|Born||3 September 1827|
Prince Sergey Semyonovich Urusov Russian: Сергей Семёнович Урусов (3 August 1827 - 20 November 1897) was a leading 19th century Russian chess player; he was also a self-published amateur mathematician. His brother Dmitry Urusov (1829-1903) was also a strong player.
He was a member of the Russian nobility, holding the title of Prince (Knyaz), and an officer in the Tsarist army. In 1853 he played a few games against Alexander Petrov who was visiting Saint Petersburg; the score is usually given as 3-1 in favour of Petrov (sources vary on this). The same year he won a match against Ilya Shumov by 4-3, and again in 1854 by a score of 12-9. Also in 1854, he drew a match against Carl von Jaenisch by a score of 2-2.

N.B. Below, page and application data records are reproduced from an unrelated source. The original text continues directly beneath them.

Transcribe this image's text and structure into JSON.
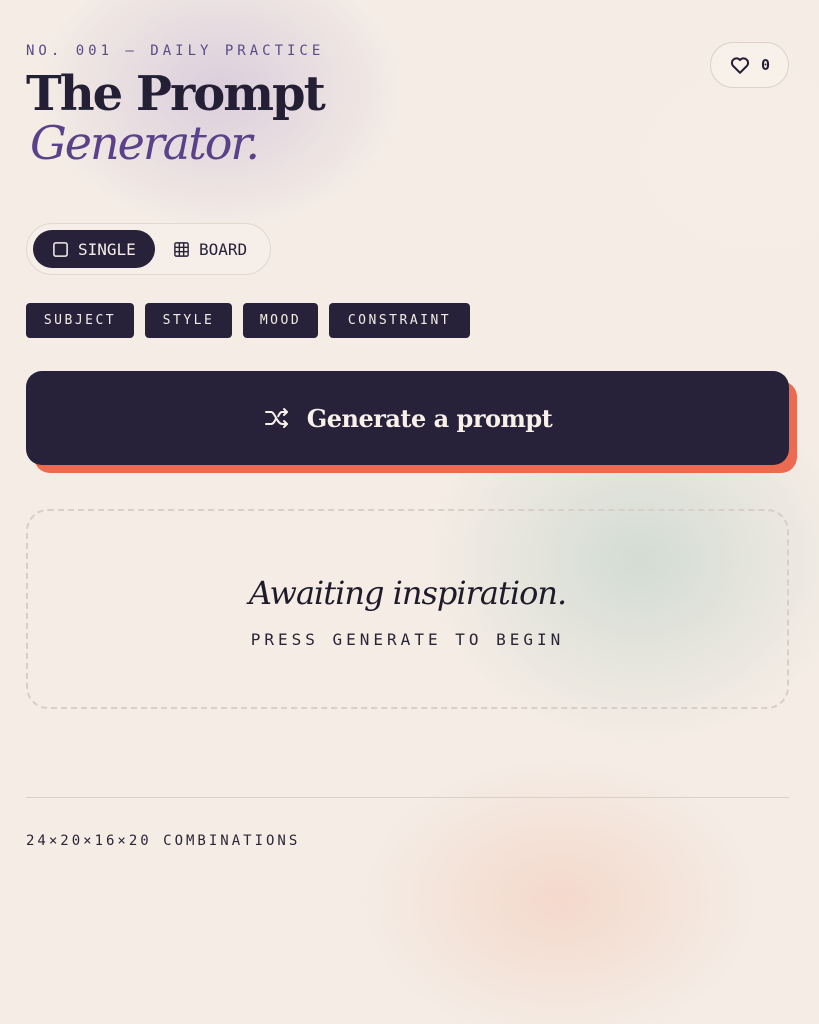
{
  "header": {
    "kicker": "NO. 001 — DAILY PRACTICE",
    "title_line1": "The Prompt",
    "title_line2": "Generator."
  },
  "like": {
    "icon": "heart-icon",
    "count": "0"
  },
  "mode_toggle": {
    "options": [
      {
        "label": "SINGLE",
        "icon": "square-icon",
        "selected": true
      },
      {
        "label": "BOARD",
        "icon": "grid-icon",
        "selected": false
      }
    ]
  },
  "categories": [
    {
      "label": "SUBJECT"
    },
    {
      "label": "STYLE"
    },
    {
      "label": "MOOD"
    },
    {
      "label": "CONSTRAINT"
    }
  ],
  "generate_button": {
    "icon": "shuffle-icon",
    "label": "Generate a prompt"
  },
  "result": {
    "title": "Awaiting inspiration.",
    "subtitle": "PRESS GENERATE TO BEGIN"
  },
  "footer": {
    "combinations": "24×20×16×20 COMBINATIONS"
  },
  "colors": {
    "ink": "#27223a",
    "accent": "#5a4188",
    "shadow_accent": "#ec6b50",
    "background": "#f4ece5"
  }
}
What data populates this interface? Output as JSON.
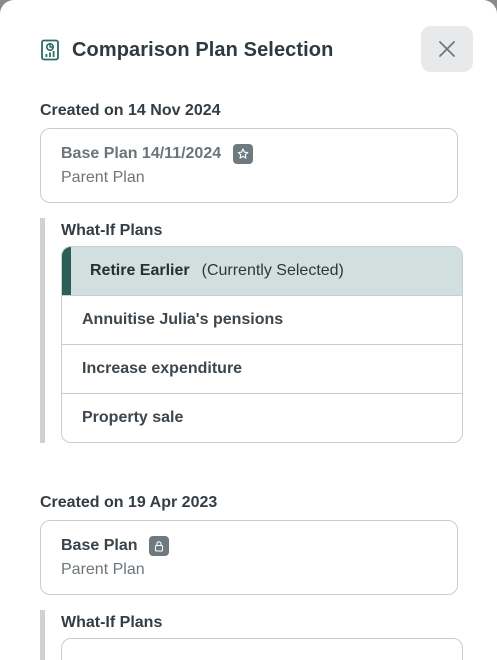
{
  "dialog": {
    "title": "Comparison Plan Selection",
    "close_label": "Close"
  },
  "groups": [
    {
      "heading": "Created on 14 Nov 2024",
      "base_plan": {
        "name": "Base Plan 14/11/2024",
        "subtitle": "Parent Plan",
        "badge_icon": "star-icon"
      },
      "whatif_heading": "What-If Plans",
      "whatif_plans": [
        {
          "name": "Retire Earlier",
          "note": "(Currently Selected)",
          "selected": true
        },
        {
          "name": "Annuitise Julia's pensions",
          "selected": false
        },
        {
          "name": "Increase expenditure",
          "selected": false
        },
        {
          "name": "Property sale",
          "selected": false
        }
      ]
    },
    {
      "heading": "Created on 19 Apr 2023",
      "base_plan": {
        "name": "Base Plan",
        "subtitle": "Parent Plan",
        "badge_icon": "lock-icon"
      },
      "whatif_heading": "What-If Plans",
      "whatif_plans": []
    }
  ],
  "colors": {
    "selected_bg": "#d1e0de",
    "selected_accent": "#2a5e56",
    "badge_bg": "#6e7a80",
    "icon_teal": "#2a6b64"
  }
}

He fought in the Crimean War in 1854-55, and was awarded the Order of Saint George for bravery during the Siege of Sevastopol. During the war he met Leo Tolstoy; the two became long term friends, exchanging frequent correspondence. They later fell out after Tolstoy left the Russian Orthodox Church.
Following the Crimean War, he left the army and devoted himself to chess. There were few organised tournaments at the time, so his chess activity consisted primarily of individual matches. He was considered the second strongest Russian player after Petrov, who beat him again in 1859 by a score of +13 -7 =1; the same year he won matches against Shumov and Viktor Mikhailov. He drew a match against the Austrian Ignatz Kolisch in 1862, who was one of the strongest players in the world at the time, and defeated the strong German player Philipp Hirschfeld in 1866.
In 1878 he retired from chess and bequeathed his valuable collection of chess books to Ilya Tolstoy.
The Urusov Gambit in the Bishop's Opening (1.e4 e5 2.Bc4 Nf6 3.d4 exd4 4.Nf3) is named after him.